THE DATA:
§ §
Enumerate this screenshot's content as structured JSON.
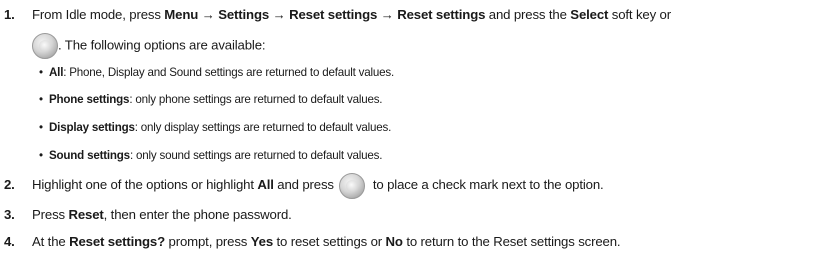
{
  "steps": [
    {
      "num": "1.",
      "parts": [
        {
          "t": "From Idle mode, press ",
          "b": false
        },
        {
          "t": "Menu",
          "b": true
        },
        {
          "t": " → ",
          "b": false
        },
        {
          "t": "Settings",
          "b": true
        },
        {
          "t": " → ",
          "b": false
        },
        {
          "t": "Reset settings",
          "b": true
        },
        {
          "t": " → ",
          "b": false
        },
        {
          "t": "Reset settings",
          "b": true
        },
        {
          "t": " and press the ",
          "b": false
        },
        {
          "t": "Select",
          "b": true
        },
        {
          "t": " soft key or",
          "b": false
        }
      ],
      "cont": ". The following options are available:"
    },
    {
      "num": "2.",
      "pre": [
        {
          "t": "Highlight one of the options or highlight ",
          "b": false
        },
        {
          "t": "All",
          "b": true
        },
        {
          "t": " and press ",
          "b": false
        }
      ],
      "post": " to place a check mark next to the option."
    },
    {
      "num": "3.",
      "parts": [
        {
          "t": "Press ",
          "b": false
        },
        {
          "t": "Reset",
          "b": true
        },
        {
          "t": ", then enter the phone password.",
          "b": false
        }
      ]
    },
    {
      "num": "4.",
      "parts": [
        {
          "t": "At the ",
          "b": false
        },
        {
          "t": "Reset settings?",
          "b": true
        },
        {
          "t": " prompt, press ",
          "b": false
        },
        {
          "t": "Yes",
          "b": true
        },
        {
          "t": " to reset settings or ",
          "b": false
        },
        {
          "t": "No",
          "b": true
        },
        {
          "t": " to return to the Reset settings screen.",
          "b": false
        }
      ]
    }
  ],
  "bullets": [
    {
      "bold": "All",
      "rest": ": Phone, Display and Sound settings are returned to default values."
    },
    {
      "bold": "Phone settings",
      "rest": ": only phone settings are returned to default values."
    },
    {
      "bold": "Display settings",
      "rest": ": only display settings are returned to default values."
    },
    {
      "bold": "Sound settings",
      "rest": ": only sound settings are returned to default values."
    }
  ],
  "icons": {
    "nav_key": "navigation-key-icon",
    "bullet": "•"
  }
}
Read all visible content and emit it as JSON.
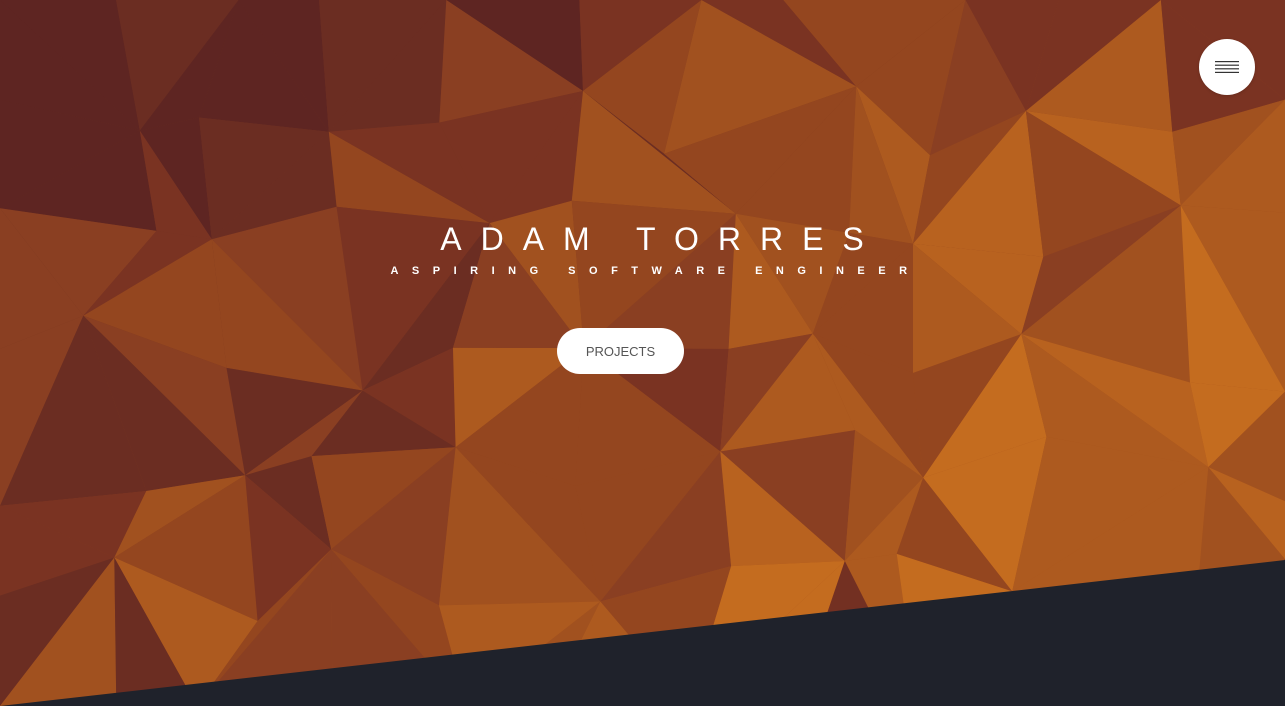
{
  "header": {
    "menu_icon": "hamburger-menu-icon"
  },
  "hero": {
    "title": "ADAM TORRES",
    "subtitle": "ASPIRING SOFTWARE ENGINEER",
    "projects_label": "PROJECTS"
  },
  "colors": {
    "accent_orange": "#b8551f",
    "dark_band": "#1f222b",
    "button_bg": "#ffffff",
    "button_text": "#555555"
  }
}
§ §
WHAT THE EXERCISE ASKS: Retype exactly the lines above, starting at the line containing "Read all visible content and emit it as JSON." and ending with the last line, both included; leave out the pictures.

SOLUTION TO THE EXERCISE:
Read all visible content and emit it as JSON.
{
  "header": {
    "menu_icon": "hamburger-menu-icon"
  },
  "hero": {
    "title": "ADAM TORRES",
    "subtitle": "ASPIRING SOFTWARE ENGINEER",
    "projects_label": "PROJECTS"
  },
  "colors": {
    "accent_orange": "#b8551f",
    "dark_band": "#1f222b",
    "button_bg": "#ffffff",
    "button_text": "#555555"
  }
}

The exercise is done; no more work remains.